Roger Deakin, the great swimmer and nature writer has practically inspired a tradition all of his own. Judy O’Kane’s meditative tribute ‘Waterlog,’ after Deakin’s book of the same name, is a rich and densely layered study on the man’s life and work, marveling at how close he got to the essence of things. She pictures him mid-swim at frog’s-eye level in the waters that circled his Elizabethan home in Suffolk: ‘He’s circling the moat, his forearm/gliding through the weight of the water/fluid, fluent, and I float in his wake.’ Crucially, she makes the explicit link between the rhythms of water and writing: ‘Everywhere liquids move in rhythms/he says, his pen never lifting/ from the page.
Deakin’s own writing frequently reaches the pitch of poetry itself. His prose is rich with metaphor and simile and freshly-minted phrase-making. As he lolls in the waters off the Suffolk coast, he sees ‘the giant puffball of Sizewell B’ while the shore itself disappears in the rising swell. He swims beneath ‘an orange sickle of a new moon’ which hangs ‘in a deep mauve sky.’

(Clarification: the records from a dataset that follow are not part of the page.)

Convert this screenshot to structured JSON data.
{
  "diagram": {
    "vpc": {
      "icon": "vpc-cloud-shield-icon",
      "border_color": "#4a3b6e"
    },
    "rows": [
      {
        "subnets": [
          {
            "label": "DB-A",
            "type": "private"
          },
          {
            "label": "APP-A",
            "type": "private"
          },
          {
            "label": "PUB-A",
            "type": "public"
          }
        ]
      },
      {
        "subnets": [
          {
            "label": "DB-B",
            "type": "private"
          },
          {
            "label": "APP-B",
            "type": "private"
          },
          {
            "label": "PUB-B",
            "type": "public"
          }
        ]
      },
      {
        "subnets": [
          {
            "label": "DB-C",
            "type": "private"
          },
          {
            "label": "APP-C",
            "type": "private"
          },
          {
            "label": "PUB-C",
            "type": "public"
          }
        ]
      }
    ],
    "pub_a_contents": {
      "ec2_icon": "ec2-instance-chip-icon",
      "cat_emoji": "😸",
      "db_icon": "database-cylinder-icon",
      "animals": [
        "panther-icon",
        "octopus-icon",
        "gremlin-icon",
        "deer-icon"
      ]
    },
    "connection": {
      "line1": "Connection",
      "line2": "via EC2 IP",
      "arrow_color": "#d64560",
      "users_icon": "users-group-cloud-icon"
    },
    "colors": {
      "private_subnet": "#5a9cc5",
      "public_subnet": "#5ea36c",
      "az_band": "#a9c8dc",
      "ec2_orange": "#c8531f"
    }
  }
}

Meanwhile Louise Gluck’s poem, Pond begins in darkness, but glints into focus: ‘Night covers the pond with its wing/Under the ringed moon I can make out/your face swimming among minnows/ and the small echoing stars.’ The night creates an alchemy of its own: ‘In the night air/the surface of the pond is metal.’ Water and the powers of darkness have a transformative effect.
Perhaps the last word should go to Byron, and his poem, Written After Swimming from Sestos to Abydo. He compares himself (at least at the outset) unfavourably with Leander, that fabled swimmer and lover of Greek legend who nightly swan across Hellespont (The Darndelles) to woo Hero, even in ‘dark December.’ He begins: ‘For me, degenerate modern wretch/Though in the genial month of May/My dripping limbs I faintly stretch/And think I’ve done a feat today.’ But he confesses his exploits cannot be compared with brave – or foolish – Leander’s: ‘But since he cross’d the rapid tide/According to the doubtful story/To woo, — and — Lord knows what beside/And swam for Love, as I for Glory/Twere hard to say who fared the best:/Sad mortals! thus the gods still plague you!/He lost his labour, I my jest;/For he was drown’d, and I’ve the ague.’
It’s a delightful piece of self-deprecating humour – but how classic of Byron to make himself the victor in the end, feeling every bit the adventurer, but escaping with little more than a cold. It betrays that giddy sense of the heroic (mixed with the slightly hare-brained) that every wild swimmer feels as they stand shivering on the shore, post-swim, wondering where they might find nearest mug of hot tea.
Christopher James has won the National Poetry Competition, as well as the Bridport, Ledbury, Oxford Brooks and other poetry prizes. His new novel Sherlock Holmes and the Adventure of the Beer Barons is available for pre-order and latest collection, The Penguin Diaries is out now.